by J.D. Davidson


A coalition of about 70 public school districts in Ohio plans to file a lawsuit challenging the state’s use of public money to fund private schools, saying Ohio’s EdChoice voucher program pulls money from public schools and limits the state’s ability to provide fair funding for those schools.

The lawsuit, which the Ohio Coalition for Equity and Adequacy of School Funding Executive Director Bill Phillis said will be filed soon, calls for the end of the EdChoice program.

“The bottom line of all this is these alternatives, including vouchers, is diminishing the state’s ability to meet its obligations,” said Phillis, who said the state has removed around $25 billion from K-12 public education in favor of vouchers or other private school options.

EdChoice allows students from low-performing public schools to attend private, charter or parochial schools using public tax dollars. Lawmakers expanded the program this year from $6,000 per high school student to $7,500. The cap on the number of eligible students was eliminated, and a separate fund for vouchers was created, so public schools no longer would have to pass along the money per student.

Phillis said planning for the lawsuit began about 18 months ago, before the state’s current budget was enacted in July. It expanded opportunities for parents through tuition tax credits and educational savings accounts.

“That was long before this outrageous expansion of these vouchers and outrageous voucher schemes like tuition tax credits and educational savings accounts. These things weren’t vetted,” Phillis said.

School-choice proponents such as the Buckeye Institute, a Columbus-based think tank, called the additions bold and significant.

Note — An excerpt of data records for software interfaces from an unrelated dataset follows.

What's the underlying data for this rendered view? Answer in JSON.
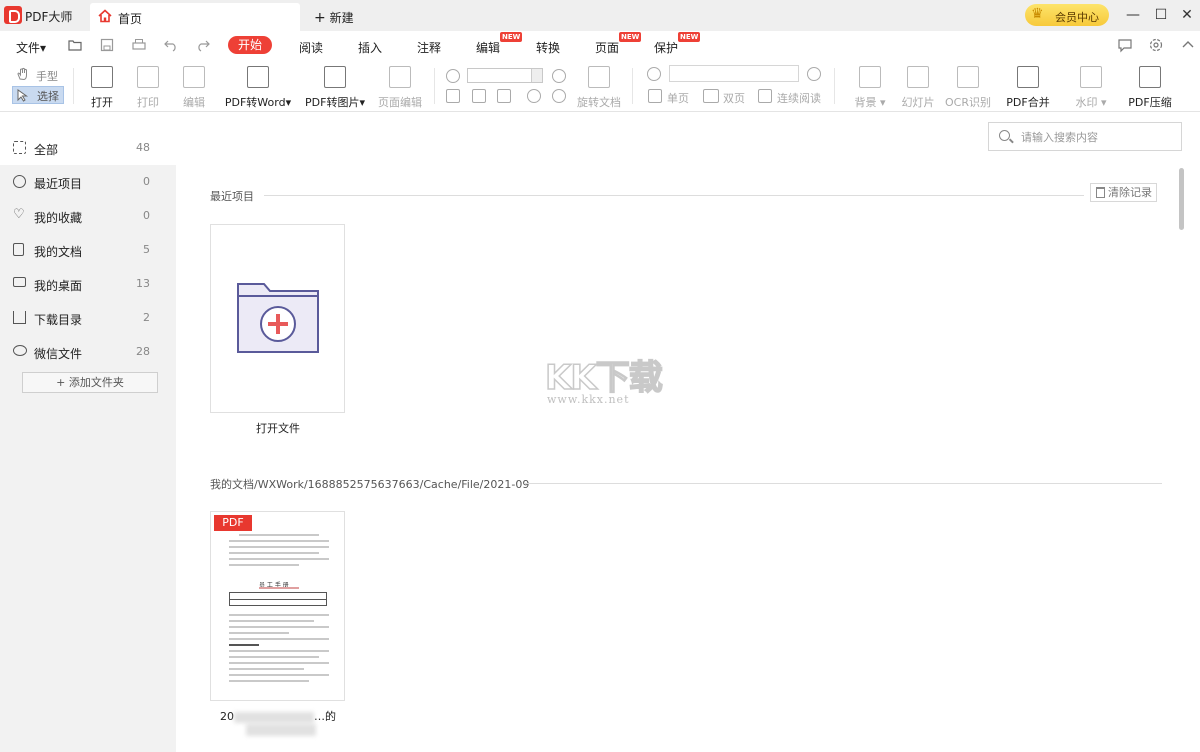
{
  "app": {
    "name": "PDF大师"
  },
  "tabs": {
    "home": "首页",
    "new": "新建"
  },
  "vip": {
    "label": "会员中心"
  },
  "menu": {
    "file": "文件▾",
    "items": [
      "开始",
      "阅读",
      "插入",
      "注释",
      "编辑",
      "转换",
      "页面",
      "保护"
    ],
    "new_badge": "NEW"
  },
  "toolbar": {
    "hand": "手型",
    "select": "选择",
    "open": "打开",
    "print": "打印",
    "edit": "编辑",
    "pdf_to_word": "PDF转Word▾",
    "pdf_to_image": "PDF转图片▾",
    "page_edit": "页面编辑",
    "rotate_doc": "旋转文档",
    "single": "单页",
    "double": "双页",
    "continuous": "连续阅读",
    "background": "背景 ▾",
    "slideshow": "幻灯片",
    "ocr": "OCR识别",
    "merge": "PDF合并",
    "watermark": "水印 ▾",
    "compress": "PDF压缩"
  },
  "sidebar": {
    "items": [
      {
        "label": "全部",
        "count": "48",
        "icon": "grid-icon"
      },
      {
        "label": "最近项目",
        "count": "0",
        "icon": "clock-icon"
      },
      {
        "label": "我的收藏",
        "count": "0",
        "icon": "heart-icon"
      },
      {
        "label": "我的文档",
        "count": "5",
        "icon": "document-icon"
      },
      {
        "label": "我的桌面",
        "count": "13",
        "icon": "monitor-icon"
      },
      {
        "label": "下载目录",
        "count": "2",
        "icon": "download-icon"
      },
      {
        "label": "微信文件",
        "count": "28",
        "icon": "wechat-icon"
      }
    ],
    "add_folder": "+ 添加文件夹"
  },
  "main": {
    "search_placeholder": "请输入搜索内容",
    "recent_title": "最近项目",
    "clear_records": "清除记录",
    "open_file": "打开文件",
    "path_title": "我的文档/WXWork/1688852575637663/Cache/File/2021-09",
    "pdf_tag": "PDF",
    "doc_title": "员 工 手 册",
    "file_name_line1": "20",
    "file_name_line1b": "…的",
    "file_name_line2": "员工手册"
  },
  "watermark": {
    "text": "KK下载",
    "url": "www.kkx.net"
  },
  "colors": {
    "accent": "#ee4036",
    "vip": "#f7c93a",
    "sidebar_bg": "#f2f2f2"
  }
}
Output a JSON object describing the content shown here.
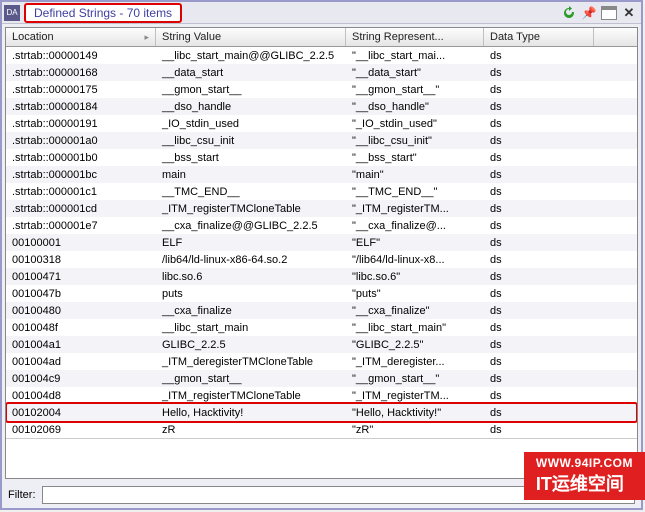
{
  "title": "Defined Strings - 70 items",
  "columns": {
    "location": "Location",
    "value": "String Value",
    "repr": "String Represent...",
    "datatype": "Data Type"
  },
  "rows": [
    {
      "loc": ".strtab::00000149",
      "val": "__libc_start_main@@GLIBC_2.2.5",
      "rep": "\"__libc_start_mai...",
      "dt": "ds",
      "hl": false
    },
    {
      "loc": ".strtab::00000168",
      "val": "__data_start",
      "rep": "\"__data_start\"",
      "dt": "ds",
      "hl": false
    },
    {
      "loc": ".strtab::00000175",
      "val": "__gmon_start__",
      "rep": "\"__gmon_start__\"",
      "dt": "ds",
      "hl": false
    },
    {
      "loc": ".strtab::00000184",
      "val": "__dso_handle",
      "rep": "\"__dso_handle\"",
      "dt": "ds",
      "hl": false
    },
    {
      "loc": ".strtab::00000191",
      "val": "_IO_stdin_used",
      "rep": "\"_IO_stdin_used\"",
      "dt": "ds",
      "hl": false
    },
    {
      "loc": ".strtab::000001a0",
      "val": "__libc_csu_init",
      "rep": "\"__libc_csu_init\"",
      "dt": "ds",
      "hl": false
    },
    {
      "loc": ".strtab::000001b0",
      "val": "__bss_start",
      "rep": "\"__bss_start\"",
      "dt": "ds",
      "hl": false
    },
    {
      "loc": ".strtab::000001bc",
      "val": "main",
      "rep": "\"main\"",
      "dt": "ds",
      "hl": false
    },
    {
      "loc": ".strtab::000001c1",
      "val": "__TMC_END__",
      "rep": "\"__TMC_END__\"",
      "dt": "ds",
      "hl": false
    },
    {
      "loc": ".strtab::000001cd",
      "val": "_ITM_registerTMCloneTable",
      "rep": "\"_ITM_registerTM...",
      "dt": "ds",
      "hl": false
    },
    {
      "loc": ".strtab::000001e7",
      "val": "__cxa_finalize@@GLIBC_2.2.5",
      "rep": "\"__cxa_finalize@...",
      "dt": "ds",
      "hl": false
    },
    {
      "loc": "00100001",
      "val": "ELF",
      "rep": "\"ELF\"",
      "dt": "ds",
      "hl": false
    },
    {
      "loc": "00100318",
      "val": "/lib64/ld-linux-x86-64.so.2",
      "rep": "\"/lib64/ld-linux-x8...",
      "dt": "ds",
      "hl": false
    },
    {
      "loc": "00100471",
      "val": "libc.so.6",
      "rep": "\"libc.so.6\"",
      "dt": "ds",
      "hl": false
    },
    {
      "loc": "0010047b",
      "val": "puts",
      "rep": "\"puts\"",
      "dt": "ds",
      "hl": false
    },
    {
      "loc": "00100480",
      "val": "__cxa_finalize",
      "rep": "\"__cxa_finalize\"",
      "dt": "ds",
      "hl": false
    },
    {
      "loc": "0010048f",
      "val": "__libc_start_main",
      "rep": "\"__libc_start_main\"",
      "dt": "ds",
      "hl": false
    },
    {
      "loc": "001004a1",
      "val": "GLIBC_2.2.5",
      "rep": "\"GLIBC_2.2.5\"",
      "dt": "ds",
      "hl": false
    },
    {
      "loc": "001004ad",
      "val": "_ITM_deregisterTMCloneTable",
      "rep": "\"_ITM_deregister...",
      "dt": "ds",
      "hl": false
    },
    {
      "loc": "001004c9",
      "val": "__gmon_start__",
      "rep": "\"__gmon_start__\"",
      "dt": "ds",
      "hl": false
    },
    {
      "loc": "001004d8",
      "val": "_ITM_registerTMCloneTable",
      "rep": "\"_ITM_registerTM...",
      "dt": "ds",
      "hl": false
    },
    {
      "loc": "00102004",
      "val": "Hello, Hacktivity!",
      "rep": "\"Hello, Hacktivity!\"",
      "dt": "ds",
      "hl": true
    },
    {
      "loc": "00102069",
      "val": "zR",
      "rep": "\"zR\"",
      "dt": "ds",
      "hl": false
    }
  ],
  "filter": {
    "label": "Filter:",
    "value": ""
  },
  "watermark": {
    "url": "WWW.94IP.COM",
    "cn": "IT运维空间"
  }
}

“Governor Mike DeWine has signed a budget that expands existing school choice options and creates Ohio’s first-ever education savings account program helping parents afford desperately-needed resources and giving them the flexibility necessary to improve their children’s educational outcomes,” said Rea Hederman Jr., executive director of the Economic Research Center at the Buckeye Institute and vice president of policy. “These bold reforms are some of the most significant that Ohio’s families have seen in a decade.”

The Ohio Coalition for Equity and Adequacy of School Funding began in 1991 and had a membership of 515 public school districts at one time. Current membership stands at more than 200, Phillis said.

Districts and vocational schools pay a 50-cents-per-pupil membership fee. Around 1.7 million students are in Ohio’s 611 public school districts. The average number of students per district is 2,782, and the average membership fee is around $1,400.

– – –

J.D. Davidson is a veteran journalist with more than 30 years of experience in newspapers in Ohio, Georgia, Alabama and Texas. He has served as a reporter, editor, managing editor and publisher. He is a regional editor for The Center Square.





Related posts